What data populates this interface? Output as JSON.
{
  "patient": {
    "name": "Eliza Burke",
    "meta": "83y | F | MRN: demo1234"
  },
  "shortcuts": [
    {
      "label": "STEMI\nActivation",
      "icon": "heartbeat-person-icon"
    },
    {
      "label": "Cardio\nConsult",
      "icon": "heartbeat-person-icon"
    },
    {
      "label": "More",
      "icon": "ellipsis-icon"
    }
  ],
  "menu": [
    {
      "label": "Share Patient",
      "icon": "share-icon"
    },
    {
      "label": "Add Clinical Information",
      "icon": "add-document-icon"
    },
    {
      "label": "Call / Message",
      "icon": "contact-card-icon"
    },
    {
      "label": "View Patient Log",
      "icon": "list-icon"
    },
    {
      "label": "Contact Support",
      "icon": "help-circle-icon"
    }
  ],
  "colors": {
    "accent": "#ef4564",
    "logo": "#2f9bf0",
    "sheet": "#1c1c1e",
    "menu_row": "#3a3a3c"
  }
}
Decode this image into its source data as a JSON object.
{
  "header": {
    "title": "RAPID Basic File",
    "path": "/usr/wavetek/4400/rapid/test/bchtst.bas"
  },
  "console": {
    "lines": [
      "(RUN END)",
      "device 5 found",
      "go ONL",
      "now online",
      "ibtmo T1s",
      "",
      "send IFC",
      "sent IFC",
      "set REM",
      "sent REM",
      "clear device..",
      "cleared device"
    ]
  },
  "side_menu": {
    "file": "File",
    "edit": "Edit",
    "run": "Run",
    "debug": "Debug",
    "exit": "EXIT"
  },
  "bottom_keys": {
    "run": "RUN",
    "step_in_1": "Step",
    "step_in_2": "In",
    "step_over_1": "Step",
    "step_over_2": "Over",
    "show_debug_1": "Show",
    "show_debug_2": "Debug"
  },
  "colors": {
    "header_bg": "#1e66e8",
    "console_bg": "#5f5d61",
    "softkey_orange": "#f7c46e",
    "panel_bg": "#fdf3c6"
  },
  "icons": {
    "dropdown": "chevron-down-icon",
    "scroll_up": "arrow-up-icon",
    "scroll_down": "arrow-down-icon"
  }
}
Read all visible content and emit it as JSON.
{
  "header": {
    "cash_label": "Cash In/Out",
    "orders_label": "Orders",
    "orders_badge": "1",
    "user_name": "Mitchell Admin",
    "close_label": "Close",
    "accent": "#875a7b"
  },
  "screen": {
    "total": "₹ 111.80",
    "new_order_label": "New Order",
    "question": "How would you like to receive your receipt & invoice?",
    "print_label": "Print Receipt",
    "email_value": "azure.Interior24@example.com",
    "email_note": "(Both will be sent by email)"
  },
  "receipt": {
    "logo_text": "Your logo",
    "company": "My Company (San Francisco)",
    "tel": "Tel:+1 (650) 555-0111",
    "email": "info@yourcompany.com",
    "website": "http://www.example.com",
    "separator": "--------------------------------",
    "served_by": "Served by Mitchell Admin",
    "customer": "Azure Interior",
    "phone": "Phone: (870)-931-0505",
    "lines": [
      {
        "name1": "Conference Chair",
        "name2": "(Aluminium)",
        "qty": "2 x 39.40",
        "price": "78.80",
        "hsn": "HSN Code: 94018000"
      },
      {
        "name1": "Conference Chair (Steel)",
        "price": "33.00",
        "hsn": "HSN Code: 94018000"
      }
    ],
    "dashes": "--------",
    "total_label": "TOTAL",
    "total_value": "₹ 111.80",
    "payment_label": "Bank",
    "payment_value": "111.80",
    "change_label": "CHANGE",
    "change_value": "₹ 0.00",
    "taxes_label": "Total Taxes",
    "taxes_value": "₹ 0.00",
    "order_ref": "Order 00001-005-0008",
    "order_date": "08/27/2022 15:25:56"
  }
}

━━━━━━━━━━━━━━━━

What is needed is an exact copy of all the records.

Solved problem:
What data populates this interface? Output as JSON.
{
  "patient": {
    "name": "Eliza Burke",
    "meta": "83y | F | MRN: demo1234"
  },
  "shortcuts": [
    {
      "label": "STEMI\nActivation",
      "icon": "heartbeat-person-icon"
    },
    {
      "label": "Cardio\nConsult",
      "icon": "heartbeat-person-icon"
    },
    {
      "label": "More",
      "icon": "ellipsis-icon"
    }
  ],
  "menu": [
    {
      "label": "Share Patient",
      "icon": "share-icon"
    },
    {
      "label": "Add Clinical Information",
      "icon": "add-document-icon"
    },
    {
      "label": "Call / Message",
      "icon": "contact-card-icon"
    },
    {
      "label": "View Patient Log",
      "icon": "list-icon"
    },
    {
      "label": "Contact Support",
      "icon": "help-circle-icon"
    }
  ],
  "colors": {
    "accent": "#ef4564",
    "logo": "#2f9bf0",
    "sheet": "#1c1c1e",
    "menu_row": "#3a3a3c"
  }
}
Decode this image into its source data as a JSON object.
{
  "header": {
    "title": "RAPID Basic File",
    "path": "/usr/wavetek/4400/rapid/test/bchtst.bas"
  },
  "console": {
    "lines": [
      "(RUN END)",
      "device 5 found",
      "go ONL",
      "now online",
      "ibtmo T1s",
      "",
      "send IFC",
      "sent IFC",
      "set REM",
      "sent REM",
      "clear device..",
      "cleared device"
    ]
  },
  "side_menu": {
    "file": "File",
    "edit": "Edit",
    "run": "Run",
    "debug": "Debug",
    "exit": "EXIT"
  },
  "bottom_keys": {
    "run": "RUN",
    "step_in_1": "Step",
    "step_in_2": "In",
    "step_over_1": "Step",
    "step_over_2": "Over",
    "show_debug_1": "Show",
    "show_debug_2": "Debug"
  },
  "colors": {
    "header_bg": "#1e66e8",
    "console_bg": "#5f5d61",
    "softkey_orange": "#f7c46e",
    "panel_bg": "#fdf3c6"
  },
  "icons": {
    "dropdown": "chevron-down-icon",
    "scroll_up": "arrow-up-icon",
    "scroll_down": "arrow-down-icon"
  }
}
Read all visible content and emit it as JSON.
{
  "header": {
    "cash_label": "Cash In/Out",
    "orders_label": "Orders",
    "orders_badge": "1",
    "user_name": "Mitchell Admin",
    "close_label": "Close",
    "accent": "#875a7b"
  },
  "screen": {
    "total": "₹ 111.80",
    "new_order_label": "New Order",
    "question": "How would you like to receive your receipt & invoice?",
    "print_label": "Print Receipt",
    "email_value": "azure.Interior24@example.com",
    "email_note": "(Both will be sent by email)"
  },
  "receipt": {
    "logo_text": "Your logo",
    "company": "My Company (San Francisco)",
    "tel": "Tel:+1 (650) 555-0111",
    "email": "info@yourcompany.com",
    "website": "http://www.example.com",
    "separator": "--------------------------------",
    "served_by": "Served by Mitchell Admin",
    "customer": "Azure Interior",
    "phone": "Phone: (870)-931-0505",
    "lines": [
      {
        "name1": "Conference Chair",
        "name2": "(Aluminium)",
        "qty": "2 x 39.40",
        "price": "78.80",
        "hsn": "HSN Code: 94018000"
      },
      {
        "name1": "Conference Chair (Steel)",
        "price": "33.00",
        "hsn": "HSN Code: 94018000"
      }
    ],
    "dashes": "--------",
    "total_label": "TOTAL",
    "total_value": "₹ 111.80",
    "payment_label": "Bank",
    "payment_value": "111.80",
    "change_label": "CHANGE",
    "change_value": "₹ 0.00",
    "taxes_label": "Total Taxes",
    "taxes_value": "₹ 0.00",
    "order_ref": "Order 00001-005-0008",
    "order_date": "08/27/2022 15:25:56"
  }
}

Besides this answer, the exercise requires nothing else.